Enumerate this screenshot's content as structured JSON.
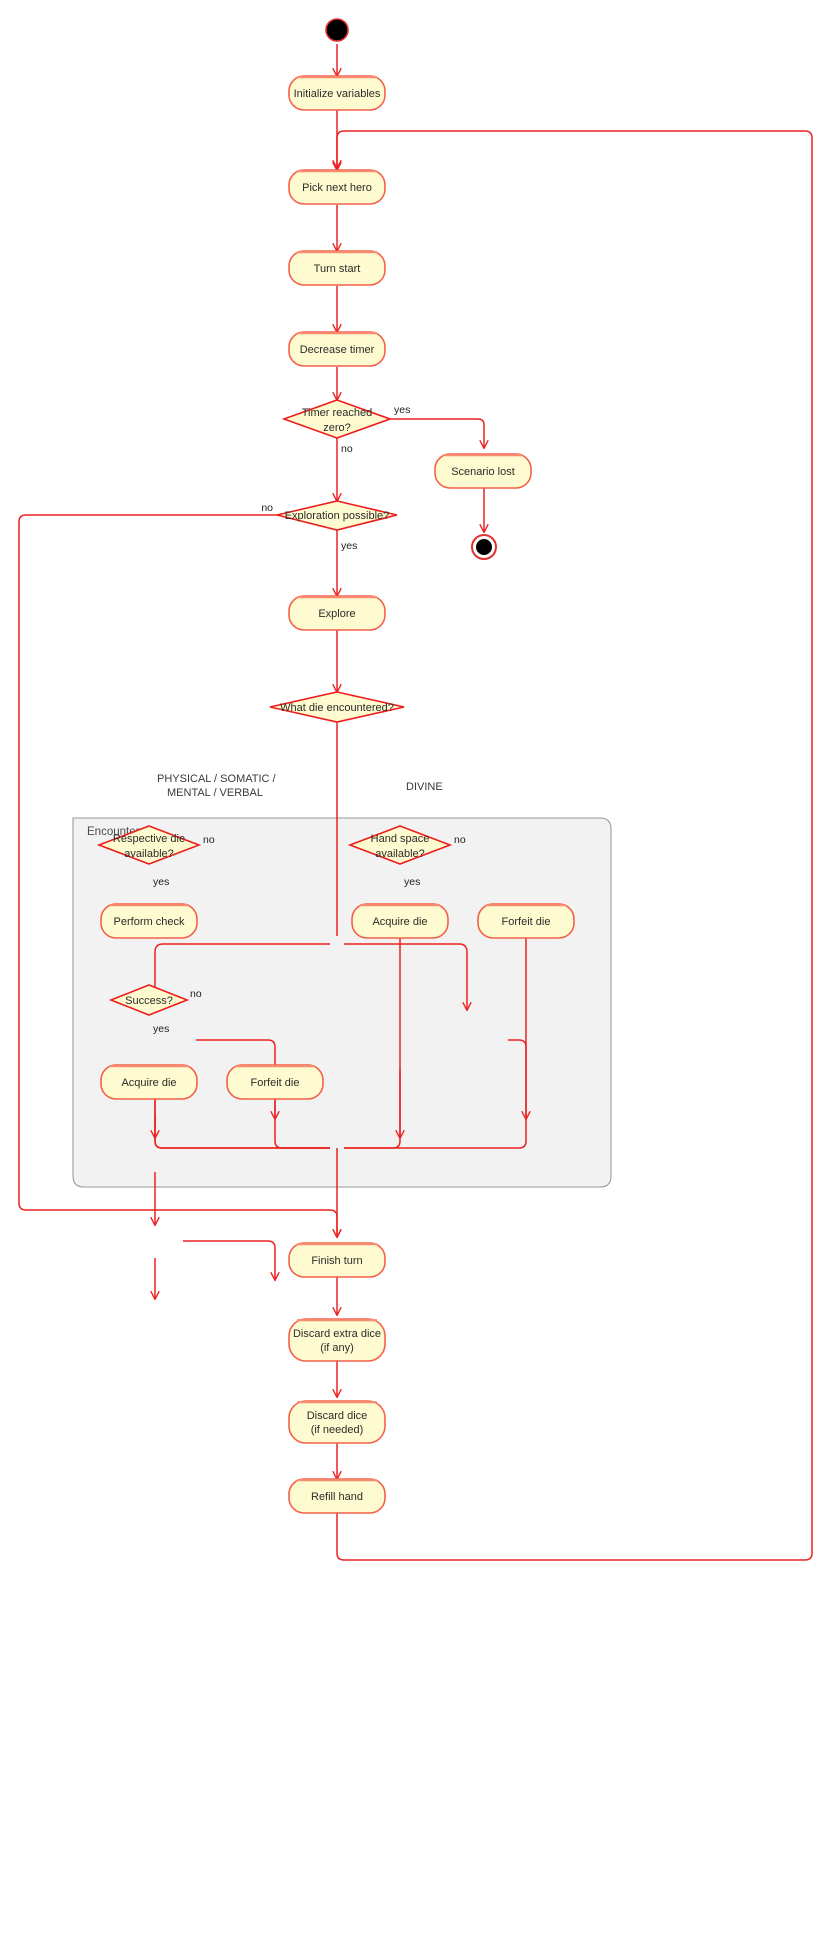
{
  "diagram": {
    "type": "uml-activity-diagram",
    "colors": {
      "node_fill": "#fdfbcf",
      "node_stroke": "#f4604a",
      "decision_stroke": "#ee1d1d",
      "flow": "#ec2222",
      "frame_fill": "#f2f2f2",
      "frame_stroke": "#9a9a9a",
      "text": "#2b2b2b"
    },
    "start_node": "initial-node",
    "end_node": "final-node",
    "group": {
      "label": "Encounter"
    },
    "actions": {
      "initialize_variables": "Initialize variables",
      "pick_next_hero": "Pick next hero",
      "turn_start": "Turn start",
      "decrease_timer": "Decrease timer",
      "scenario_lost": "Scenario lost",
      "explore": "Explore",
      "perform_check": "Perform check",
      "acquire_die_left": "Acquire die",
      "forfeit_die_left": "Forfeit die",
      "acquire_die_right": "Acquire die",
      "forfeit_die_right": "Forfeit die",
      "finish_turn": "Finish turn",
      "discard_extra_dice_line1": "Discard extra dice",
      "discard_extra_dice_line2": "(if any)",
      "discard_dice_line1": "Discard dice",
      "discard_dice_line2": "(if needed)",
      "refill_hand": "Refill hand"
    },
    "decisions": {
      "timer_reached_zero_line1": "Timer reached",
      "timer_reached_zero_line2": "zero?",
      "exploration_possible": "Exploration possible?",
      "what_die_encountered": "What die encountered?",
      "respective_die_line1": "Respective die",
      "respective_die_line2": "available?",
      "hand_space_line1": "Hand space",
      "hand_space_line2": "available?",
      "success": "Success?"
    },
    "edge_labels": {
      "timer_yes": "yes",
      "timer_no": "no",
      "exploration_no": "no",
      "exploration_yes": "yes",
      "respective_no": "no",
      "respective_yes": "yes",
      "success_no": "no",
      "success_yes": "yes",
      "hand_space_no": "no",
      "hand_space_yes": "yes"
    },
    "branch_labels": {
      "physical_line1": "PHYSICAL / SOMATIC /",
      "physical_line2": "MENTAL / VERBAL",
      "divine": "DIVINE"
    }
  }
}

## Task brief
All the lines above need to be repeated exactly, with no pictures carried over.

## Answer area
Enumerate this screenshot's content as structured JSON.
{
  "diagram": {
    "type": "uml-activity-diagram",
    "colors": {
      "node_fill": "#fdfbcf",
      "node_stroke": "#f4604a",
      "decision_stroke": "#ee1d1d",
      "flow": "#ec2222",
      "frame_fill": "#f2f2f2",
      "frame_stroke": "#9a9a9a",
      "text": "#2b2b2b"
    },
    "start_node": "initial-node",
    "end_node": "final-node",
    "group": {
      "label": "Encounter"
    },
    "actions": {
      "initialize_variables": "Initialize variables",
      "pick_next_hero": "Pick next hero",
      "turn_start": "Turn start",
      "decrease_timer": "Decrease timer",
      "scenario_lost": "Scenario lost",
      "explore": "Explore",
      "perform_check": "Perform check",
      "acquire_die_left": "Acquire die",
      "forfeit_die_left": "Forfeit die",
      "acquire_die_right": "Acquire die",
      "forfeit_die_right": "Forfeit die",
      "finish_turn": "Finish turn",
      "discard_extra_dice_line1": "Discard extra dice",
      "discard_extra_dice_line2": "(if any)",
      "discard_dice_line1": "Discard dice",
      "discard_dice_line2": "(if needed)",
      "refill_hand": "Refill hand"
    },
    "decisions": {
      "timer_reached_zero_line1": "Timer reached",
      "timer_reached_zero_line2": "zero?",
      "exploration_possible": "Exploration possible?",
      "what_die_encountered": "What die encountered?",
      "respective_die_line1": "Respective die",
      "respective_die_line2": "available?",
      "hand_space_line1": "Hand space",
      "hand_space_line2": "available?",
      "success": "Success?"
    },
    "edge_labels": {
      "timer_yes": "yes",
      "timer_no": "no",
      "exploration_no": "no",
      "exploration_yes": "yes",
      "respective_no": "no",
      "respective_yes": "yes",
      "success_no": "no",
      "success_yes": "yes",
      "hand_space_no": "no",
      "hand_space_yes": "yes"
    },
    "branch_labels": {
      "physical_line1": "PHYSICAL / SOMATIC /",
      "physical_line2": "MENTAL / VERBAL",
      "divine": "DIVINE"
    }
  }
}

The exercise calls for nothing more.